It was three days before the wedding. I was in the balcony speaking over the phone when he comes from the behind and whispers in my other ear. I turn around step back and ask him – ok , right, what is up?
He advances. I am flabbergasted. He tries to give me some logical poppycock as to why we should do it.
I laugh in his face. I ask him – are you drunk?
He says no.
So then I proceed to tell him the loop holes in his logical poppycock theory.
He is visibly hurt. But he retreats.
The following evening, I hear him proclaim his deep love for my friend, in front of hundreds of well dressed people. I see my friend – she has tears in her eyes. I see their parents. I see their friends and relatives. Everyone is so happy. And I do not know what to do – the marriage is in two days. Should I tell her? Should I not? My brain is doing ethical somersaults.
I decide to ignore it at first – it really is not any of my business. People don’t always marry for love and sometimes partners are okay with the infidelity of their partners. And she is a good friend and I do love her. I really do not want to break her heart. He does love. And maybe she knows. If she knows then I could tell her. But…
Then it happens again that night. He finds me in the kitchen and tells me to think about it. I tell him no.
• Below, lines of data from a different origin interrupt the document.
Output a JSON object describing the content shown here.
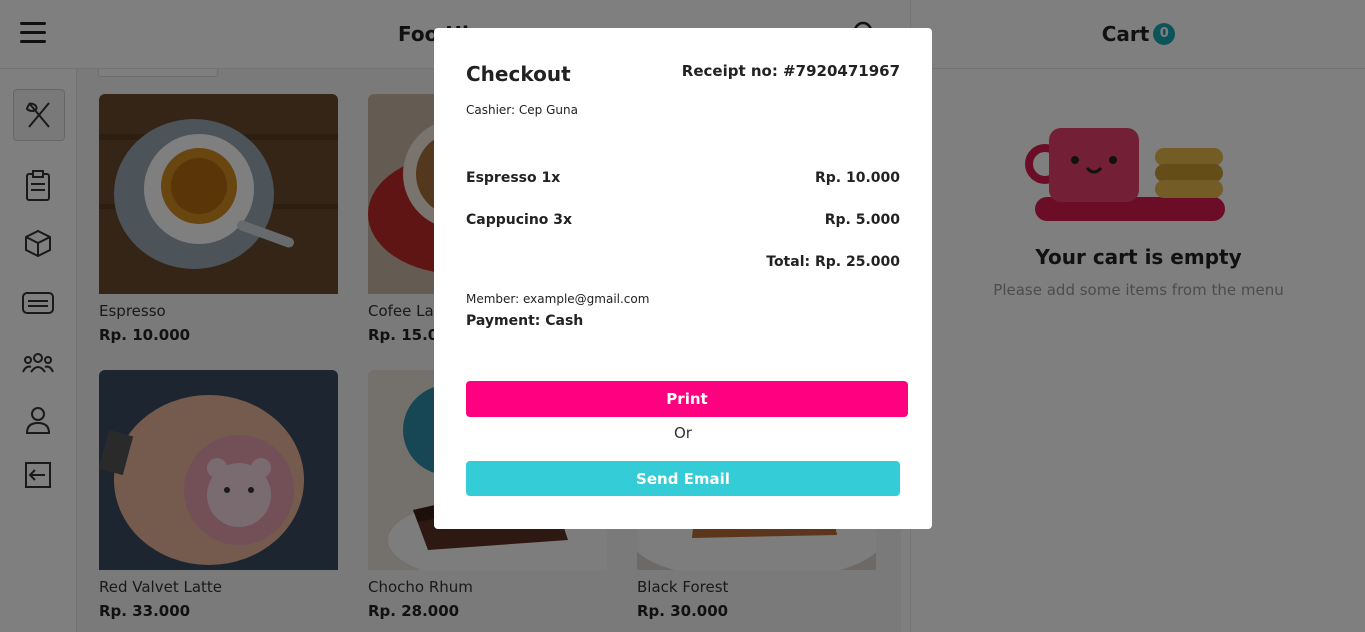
{
  "header": {
    "title": "Foo Hi"
  },
  "sidebar": {
    "items": [
      {
        "icon": "utensils-icon"
      },
      {
        "icon": "clipboard-icon"
      },
      {
        "icon": "box-icon"
      },
      {
        "icon": "card-icon"
      },
      {
        "icon": "users-icon"
      },
      {
        "icon": "user-icon"
      },
      {
        "icon": "logout-icon"
      }
    ]
  },
  "menu": {
    "items": [
      {
        "name": "Espresso",
        "price": "Rp. 10.000"
      },
      {
        "name": "Cofee La",
        "price": "Rp. 15.00"
      },
      {
        "name": "Red Valvet Latte",
        "price": "Rp. 33.000"
      },
      {
        "name": "Chocho Rhum",
        "price": "Rp. 28.000"
      },
      {
        "name": "Black Forest",
        "price": "Rp. 30.000"
      }
    ]
  },
  "cart": {
    "title": "Cart",
    "count": "0",
    "empty_title": "Your cart is empty",
    "empty_subtitle": "Please add some items from the menu"
  },
  "checkout": {
    "title": "Checkout",
    "receipt": "Receipt no: #7920471967",
    "cashier": "Cashier: Cep Guna",
    "lines": [
      {
        "item": "Espresso 1x",
        "amount": "Rp. 10.000"
      },
      {
        "item": "Cappucino 3x",
        "amount": "Rp. 5.000"
      }
    ],
    "total": "Total: Rp. 25.000",
    "member": "Member: example@gmail.com",
    "payment": "Payment: Cash",
    "print_label": "Print",
    "or_label": "Or",
    "email_label": "Send Email"
  },
  "colors": {
    "print": "#ff0080",
    "email": "#34ccd6",
    "badge": "#1aa9b5"
  }
}
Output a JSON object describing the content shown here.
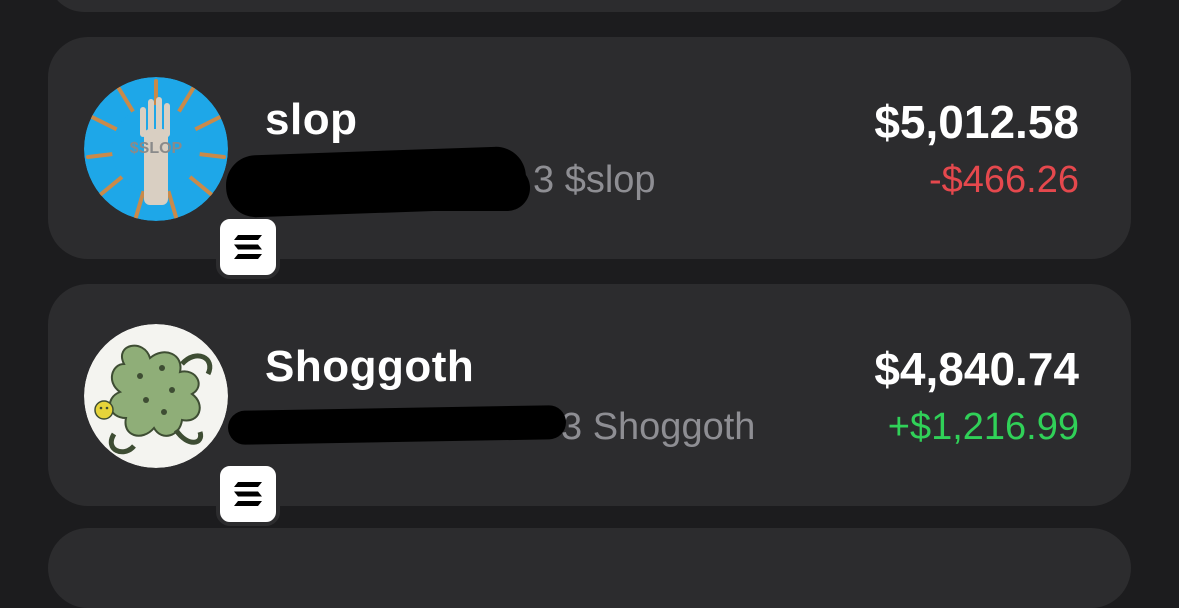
{
  "assets": [
    {
      "name": "slop",
      "quantity_suffix": "3 $slop",
      "value": "$5,012.58",
      "change": "-$466.26",
      "change_color": "#e5484d",
      "logo_text": "$SLOP",
      "chain_icon": "solana-icon"
    },
    {
      "name": "Shoggoth",
      "quantity_suffix": "3 Shoggoth",
      "value": "$4,840.74",
      "change": "+$1,216.99",
      "change_color": "#30d158",
      "chain_icon": "solana-icon"
    }
  ],
  "colors": {
    "background": "#1c1c1e",
    "card": "#2c2c2e",
    "primary_text": "#ffffff",
    "secondary_text": "#8e8e93",
    "negative": "#e5484d",
    "positive": "#30d158"
  }
}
The next day, as fate would have it, at brunch, my friend decides to entertain us girls with her entire love story – how they are made for each other, how it was meant to be, how did they first kiss, how he asked her to marry him, how he is the man of her dreams…..blah blah ….how loyal he is….wait…what?!
When she mentioned the loyalty part with pride apparent in her eyes, the dilemma in my head was resolved. She was indeed marrying him for love and she thought he was a nice honorable man.
Then I knew I had to tell her. Of what had happened. Of the lewd texts. Of the indecent proposal.
All this and much more I had to tell her, two days before the wedding.
I took her for a walk after the brunch. I told her what happened. I showed her the texts.
She was shocked. She was hurt. She did not speak for a very long time.
Then she cried.
And I guess I fell in love with her a little more after that. Because not once did she doubt me.
Once the matter was brought out in the open, a few other women came forward and presented proof of his lecherous habits. The following days were very ugly. The marriage was called off. And though my friend cried a lot over her broken heart and cracked idea of love, she was immensely glad that I did what I did – the right thing, that I told her the truth.
A little on the company – Kinley water comes with the assurance of safety from The Coca-Cola Company. That is why they introduced Kinley with reverse –osmosis along with the latest technology to ensure purity of our product. Because they believe that right to pure, safe drinking water is fundamental.
In their recent marketing effort, they have associated their brand with truth and honesty, as can be seen in the following commercial.
All the images used in this post have been taken from the very generous free-sharing-open-source-kind-of-market that we have on the world wide web. For my take on this kind of sharing, if you are interested please read – this.
Image Links – Image 1 – Link.